Why Do You Call a Judge Your Honor?
When you enter a courtroom, you may notice that everyone refers to the presiding judge as “Your Honor.” This term is used as a sign of respect and to maintain the decorum of the court. But why exactly do we call judges “Your Honor”? In this article, we will delve into the origin and significance of this title, as well as address some frequently asked questions regarding its usage.
Origin and Significance of “Your Honor”:
The term “Your Honor” is a form of address used to show respect and deference to judges in the courtroom. Its origin can be traced back to English common law and the British legal system. The use of honorific titles, such as “Your Honor” or “My Lord,” has long been a tradition in the legal profession, dating back to the Middle Ages.
These titles were initially used to show respect towards those in positions of authority, such as judges, magistrates, or members of the nobility. The goal was to maintain an atmosphere of dignity and respect within the courtroom, ensuring that justice was upheld and that all parties involved were treated fairly.
The use of “Your Honor” in the United States can be attributed to the influence of English common law on the American legal system. As the American colonies were established, they adopted many of the legal customs and practices of their British counterparts. Consequently, the tradition of referring to judges as “Your Honor” became ingrained in the American judicial system.

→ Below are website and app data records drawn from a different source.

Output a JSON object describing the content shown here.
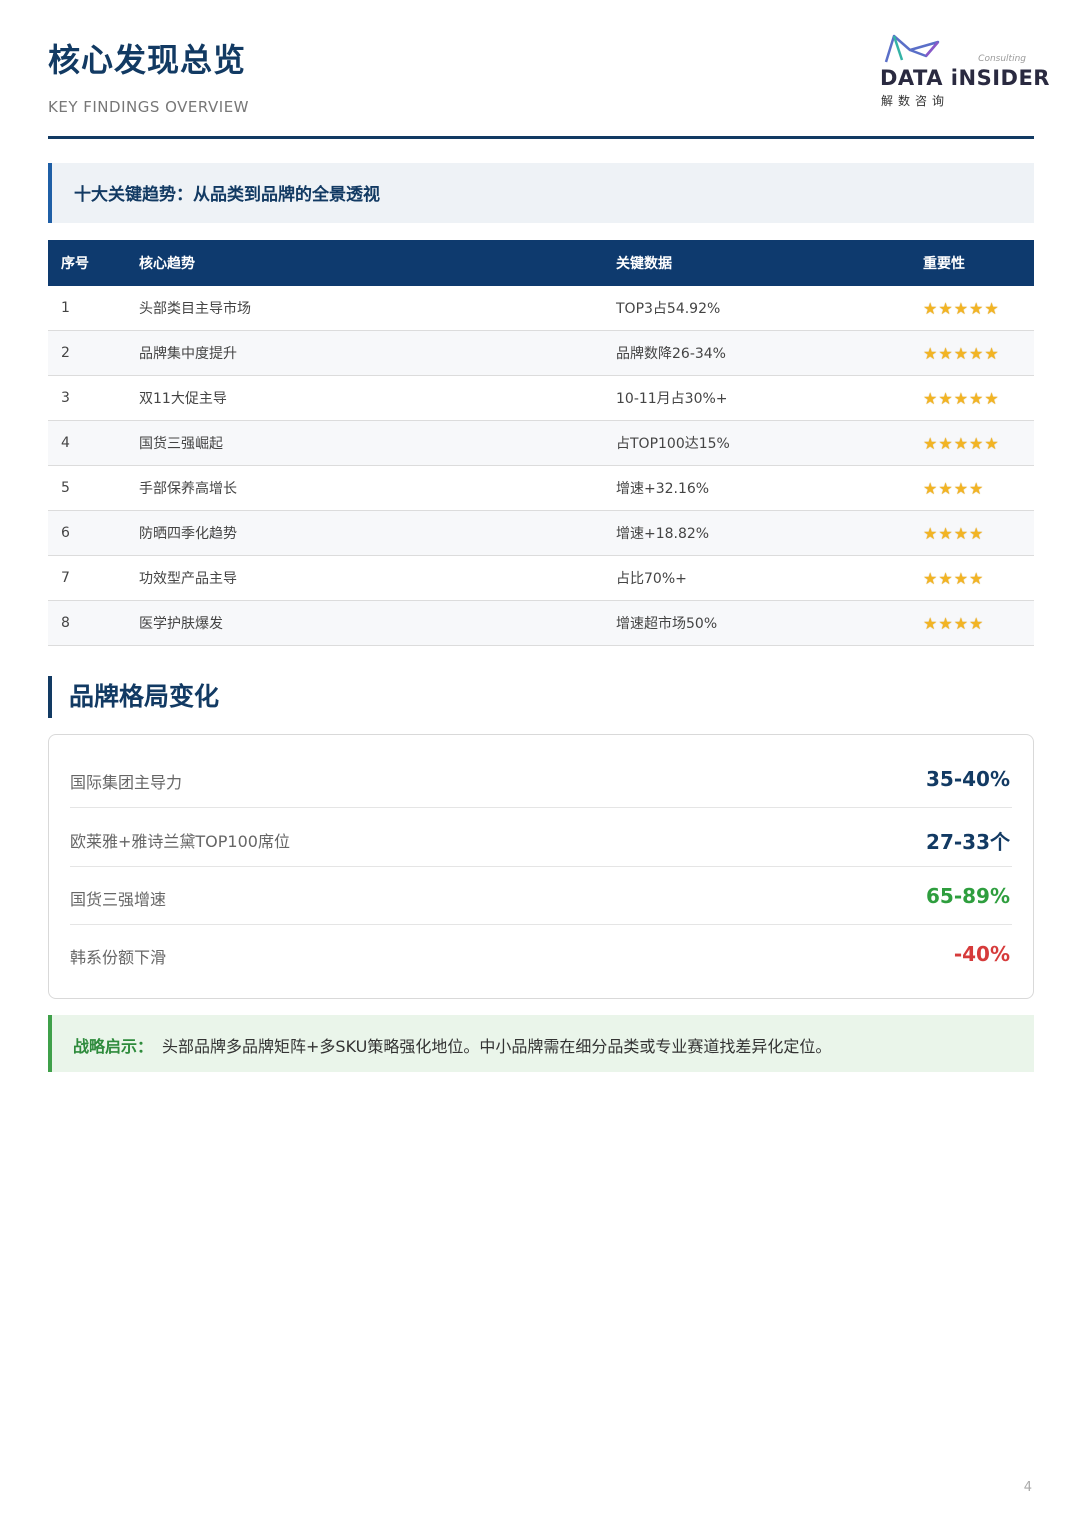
{
  "header": {
    "title": "核心发现总览",
    "subtitle": "KEY FINDINGS OVERVIEW",
    "logo": {
      "small_text": "Consulting",
      "brand": "DATA iNSIDER",
      "cn": "解数咨询"
    }
  },
  "banner": {
    "text": "十大关键趋势：从品类到品牌的全景透视"
  },
  "trends_table": {
    "headers": [
      "序号",
      "核心趋势",
      "关键数据",
      "重要性"
    ],
    "rows": [
      {
        "no": "1",
        "trend": "头部类目主导市场",
        "data": "TOP3占54.92%",
        "importance": 5
      },
      {
        "no": "2",
        "trend": "品牌集中度提升",
        "data": "品牌数降26-34%",
        "importance": 5
      },
      {
        "no": "3",
        "trend": "双11大促主导",
        "data": "10-11月占30%+",
        "importance": 5
      },
      {
        "no": "4",
        "trend": "国货三强崛起",
        "data": "占TOP100达15%",
        "importance": 5
      },
      {
        "no": "5",
        "trend": "手部保养高增长",
        "data": "增速+32.16%",
        "importance": 4
      },
      {
        "no": "6",
        "trend": "防晒四季化趋势",
        "data": "增速+18.82%",
        "importance": 4
      },
      {
        "no": "7",
        "trend": "功效型产品主导",
        "data": "占比70%+",
        "importance": 4
      },
      {
        "no": "8",
        "trend": "医学护肤爆发",
        "data": "增速超市场50%",
        "importance": 4
      }
    ]
  },
  "brand_section": {
    "title": "品牌格局变化",
    "items": [
      {
        "label": "国际集团主导力",
        "value": "35-40%",
        "color": "#123a63"
      },
      {
        "label": "欧莱雅+雅诗兰黛TOP100席位",
        "value": "27-33个",
        "color": "#123a63"
      },
      {
        "label": "国货三强增速",
        "value": "65-89%",
        "color": "#2e9e3e"
      },
      {
        "label": "韩系份额下滑",
        "value": "-40%",
        "color": "#d63b3b"
      }
    ]
  },
  "insight": {
    "lead": "战略启示：",
    "text": "头部品牌多品牌矩阵+多SKU策略强化地位。中小品牌需在细分品类或专业赛道找差异化定位。"
  },
  "page_number": "4"
}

The term “Your Honor” is not exclusive to judges alone. It is also used to address other officials in the courtroom, such as magistrates, commissioners, or referees. However, the title “Your Honor” is most commonly associated with judges due to their elevated position within the legal hierarchy.
Q: Can I call a judge by their name instead of using “Your Honor”?
A: It is generally not recommended to address a judge by their name in the courtroom. Using “Your Honor” is the customary and appropriate form of address. Addressing a judge by their name could be seen as disrespectful or unprofessional, as it disregards the established tradition and protocol.
Q: What happens if I don’t address a judge as “Your Honor”?
A: Failing to address a judge as “Your Honor” may result in a reprimand or a warning from the court. Judges expect a certain level of respect and decorum in their courtroom, and not adhering to these expectations could be seen as contempt of court. It is important to follow the established protocol to maintain a respectful and fair environment.
Q: Do judges prefer to be called “Your Honor” or “Judge”?
A: While different judges may have personal preferences, “Your Honor” is the more commonly used and accepted form of address. It is a respectful title that acknowledges the judge’s authority and position within the legal system. If you are unsure, it is always safer to use “Your Honor” rather than assuming they prefer to be addressed as “Judge.”
Q: Is “Your Honor” used outside of the courtroom?
A: The term “Your Honor” is primarily used within the context of the courtroom. Outside of the legal setting, it is not common to address someone as “Your Honor.” However, in formal situations involving high-ranking officials or dignitaries, similar honorific titles may be used to convey respect and courtesy.
In conclusion, the use of “Your Honor” when addressing a judge is deeply rooted in legal traditions and customs. It is a way to show respect and maintain the decorum of the courtroom. Understanding and adhering to these protocols is crucial for conducting oneself appropriately when appearing before a judge.